Although some historians believe more than 300 Black people were killed, there is no official count. Despite photographs and even postcards depicting white men standing over the bodies of Black people lying in the streets of Greenwood, no white person was ever charged.
In 1998, then-State Representative Don Ross urged the state to open an investigation into what happened during the massacre, which at that time was known as the “1921 Tulsa Race Riot.” The state created the Tulsa Race Riot Commission, which interviewed dozens of survivors.
The commission issued a report in 2001 recommending reparations for massacre survivors. The commission also recommended the city conduct a search for mass graves. But the then-mayor of Tulsa closed the investigation without a physical investigation into mass graves.
In 2018 Tulsa’s current mayor, G.T. Bynum, announced he would reopen the investigation. In October 2019 the city began using ground-penetrating radar to search for mass graves at sites throughout Tulsa. Last December a team of scientists announced it had found anomalies at Oaklawn Cemetery consistent with mass graves. In July they began digging for mass graves but found no human remains. In October the city expanded the excavation.
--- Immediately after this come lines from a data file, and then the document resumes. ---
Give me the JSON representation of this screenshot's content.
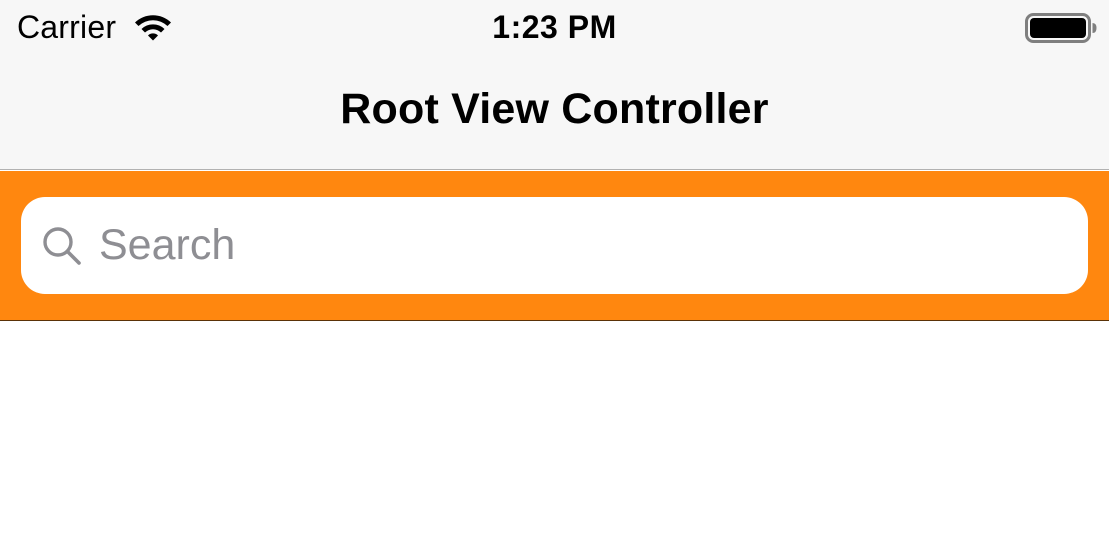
{
  "status_bar": {
    "carrier": "Carrier",
    "time": "1:23 PM",
    "icons": [
      "wifi-icon",
      "battery-icon"
    ]
  },
  "nav_bar": {
    "title": "Root View Controller"
  },
  "search_bar": {
    "placeholder": "Search",
    "value": "",
    "icon": "search-icon",
    "background_color": "#ff870f"
  },
  "colors": {
    "bar_background": "#f7f7f7",
    "placeholder_text": "#8e8e93",
    "accent_orange": "#ff870f"
  }
}
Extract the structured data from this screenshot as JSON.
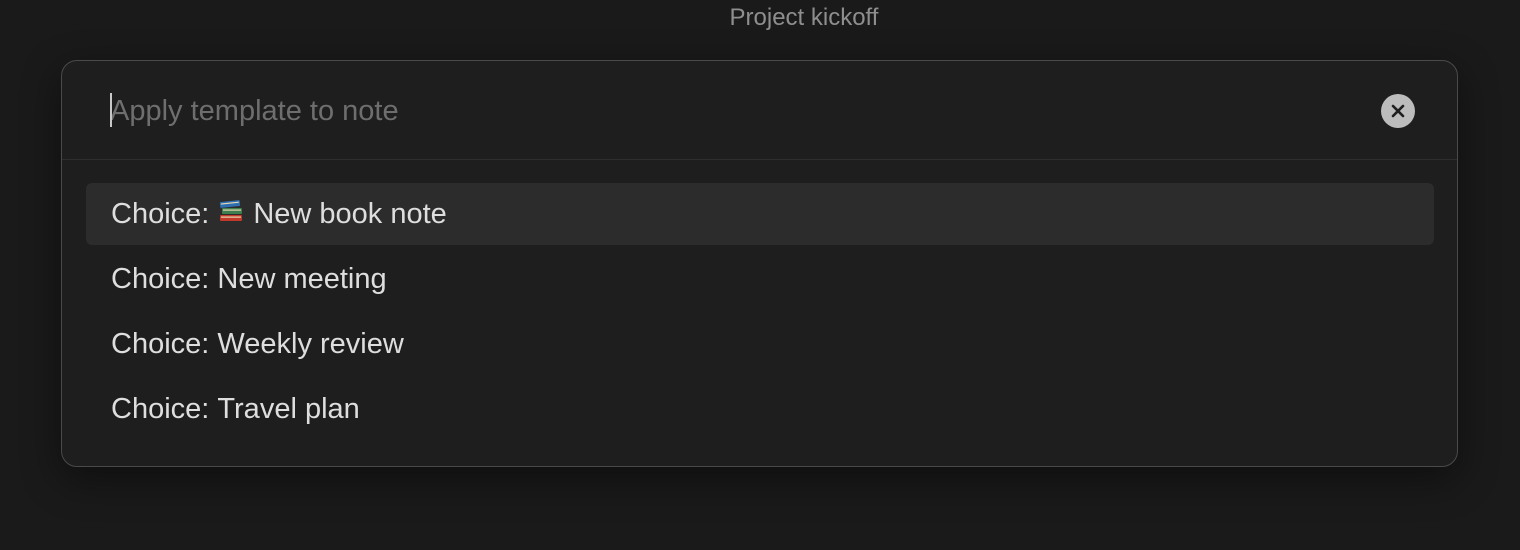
{
  "window": {
    "title": "Project kickoff"
  },
  "prompt": {
    "placeholder": "Apply template to note",
    "value": ""
  },
  "icons": {
    "clear": "close-circle-icon",
    "book": "books-icon"
  },
  "suggestions": [
    {
      "prefix": "Choice:",
      "label": "New book note",
      "icon": "books-icon",
      "selected": true
    },
    {
      "prefix": "Choice:",
      "label": "New meeting",
      "selected": false
    },
    {
      "prefix": "Choice:",
      "label": "Weekly review",
      "selected": false
    },
    {
      "prefix": "Choice:",
      "label": "Travel plan",
      "selected": false
    }
  ],
  "colors": {
    "background": "#1a1a1a",
    "modal": "#1e1e1e",
    "selected_row": "#2c2c2c",
    "text": "#dedede",
    "placeholder": "#6e6e6e"
  }
}
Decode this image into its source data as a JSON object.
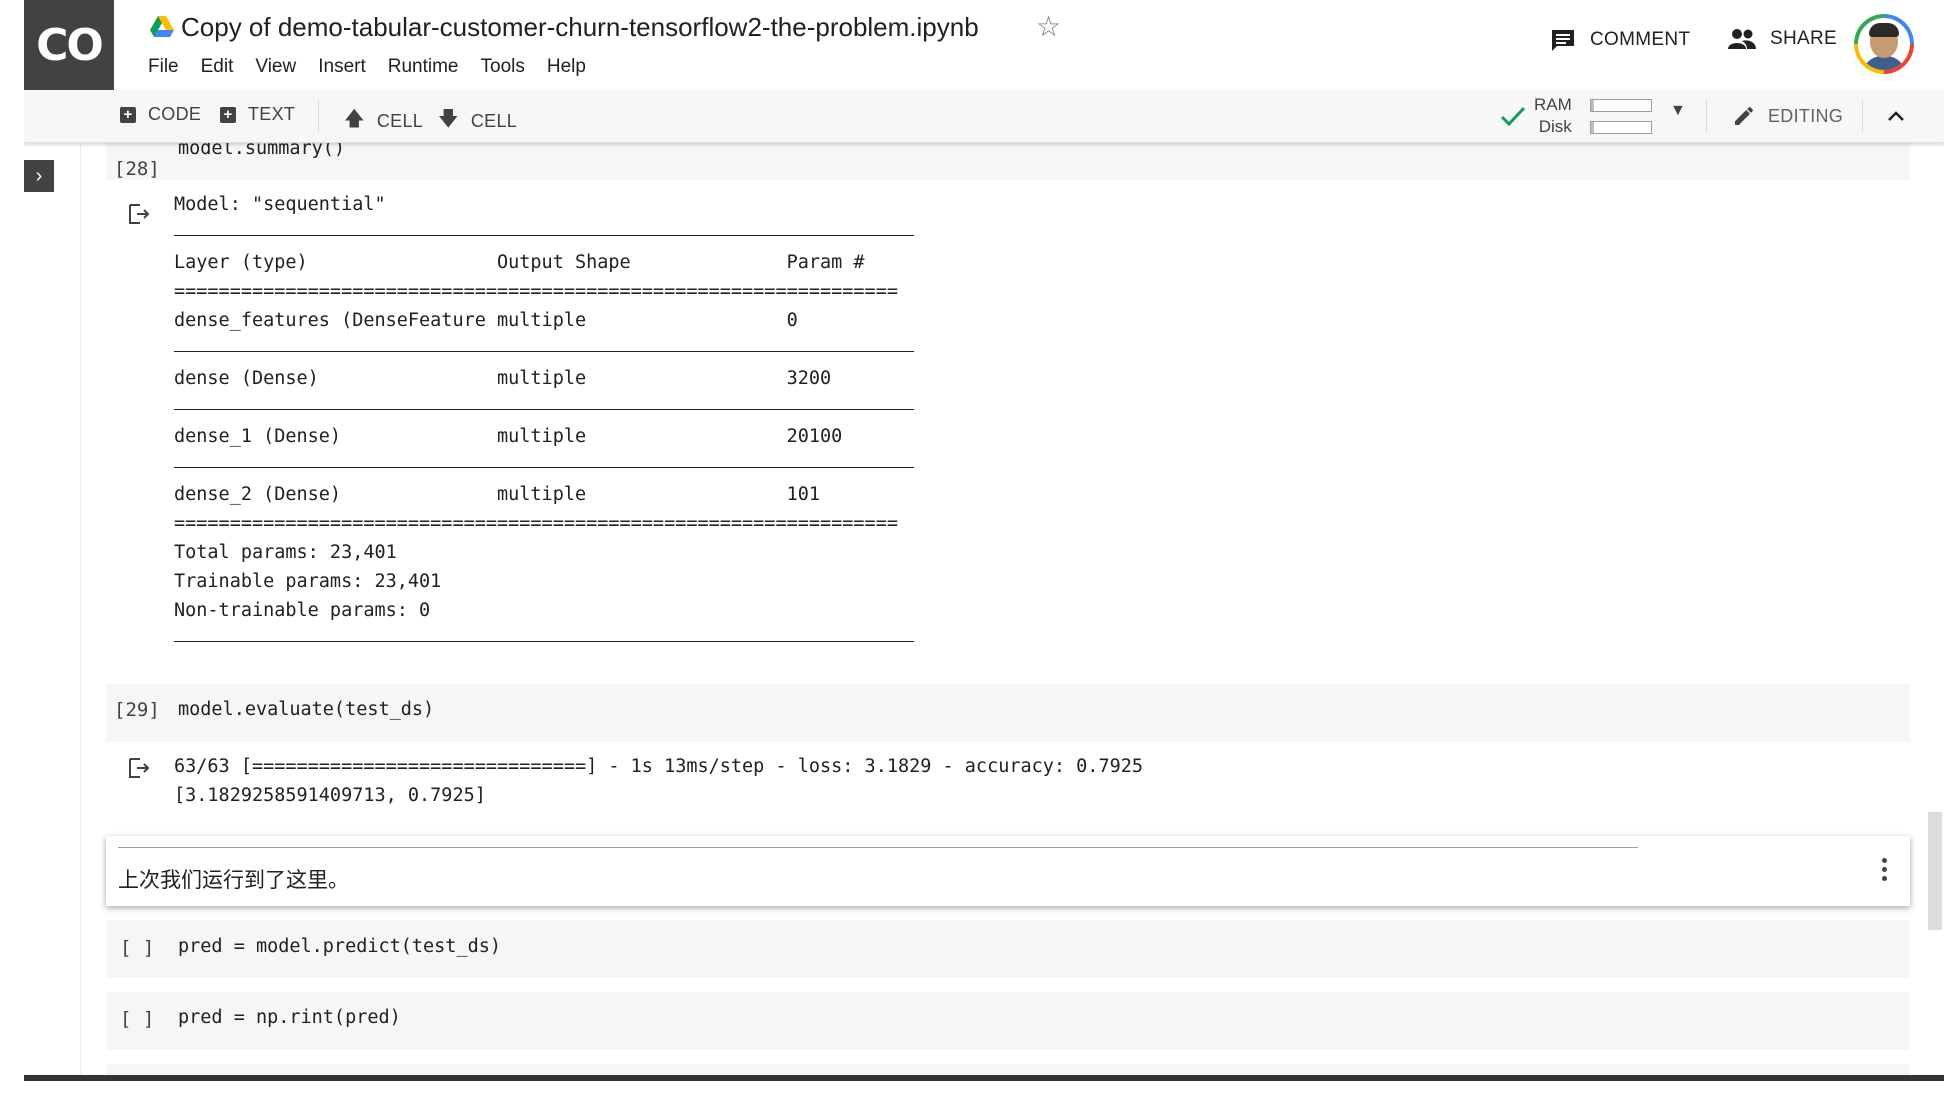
{
  "app": {
    "logo": "CO"
  },
  "header": {
    "title": "Copy of demo-tabular-customer-churn-tensorflow2-the-problem.ipynb",
    "menu": [
      "File",
      "Edit",
      "View",
      "Insert",
      "Runtime",
      "Tools",
      "Help"
    ],
    "comment_label": "COMMENT",
    "share_label": "SHARE"
  },
  "toolbar": {
    "add_code": "CODE",
    "add_text": "TEXT",
    "cell_up": "CELL",
    "cell_down": "CELL",
    "ram_label": "RAM",
    "disk_label": "Disk",
    "ram_usage": 0.05,
    "disk_usage": 0.05,
    "editing_label": "EDITING"
  },
  "cells": [
    {
      "exec_count": "[28]",
      "code": "model.summary()",
      "output_lines": [
        "Model: \"sequential\"",
        "---",
        "Layer (type)                 Output Shape              Param #   ",
        "=================================================================",
        "dense_features (DenseFeature multiple                  0         ",
        "---",
        "dense (Dense)                multiple                  3200      ",
        "---",
        "dense_1 (Dense)              multiple                  20100     ",
        "---",
        "dense_2 (Dense)              multiple                  101       ",
        "=================================================================",
        "Total params: 23,401",
        "Trainable params: 23,401",
        "Non-trainable params: 0",
        "---"
      ]
    },
    {
      "exec_count": "[29]",
      "code": "model.evaluate(test_ds)",
      "output_lines": [
        "63/63 [==============================] - 1s 13ms/step - loss: 3.1829 - accuracy: 0.7925",
        "[3.1829258591409713, 0.7925]"
      ]
    },
    {
      "text": "上次我们运行到了这里。"
    },
    {
      "exec_count": "[ ]",
      "code": "pred = model.predict(test_ds)"
    },
    {
      "exec_count": "[ ]",
      "code": "pred = np.rint(pred)"
    }
  ],
  "colors": {
    "logo_bg": "#424242",
    "checkmark": "#0f9d58",
    "cell_bg": "#f6f6f6"
  }
}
Bynum called last week’s discovery of unmarked graves a pivotal moment in the city’s history.
“I am thankful we are this far in this investigation, that we have found a mass grave,” Bynum said. “Now the question is who is in it and how did they get there?” (Here's how the death of George Floyd connects to this brutal American history.)
Phoebe R. Stubblefield, a forensic scientist from the University of Florida who is working on the city’s physical investigation committee, told reporters in Tulsa that the next phase of the investigation would require permission from a judge to exhume human remains.
“We are working with colleagues in the medical examiner’s offices,” Stubblefield said. “We have to start an exhumation order, which requires a judge’s decision. We want to appeal to a judge that we have grounds to disturb these unmarked individuals. It is an atypical circumstance to have a mass grave of this time.”
Stubblefield explained they are not trying to solve a legal question “with currently living suspects.” Instead, they are investigating a nearly 100-year-old crime. “These are homicides that have to be investigated,” Stubblefield said. “How to pursue an investigation when there is no one to charge is a novel circumstance.”
Before unidentified individuals can be exhumed, a judge needs to take the place of their next of kin, Stubblefield explains. “We don’t know their next of kin. Remember, we are disturbing them, but for a good cause.”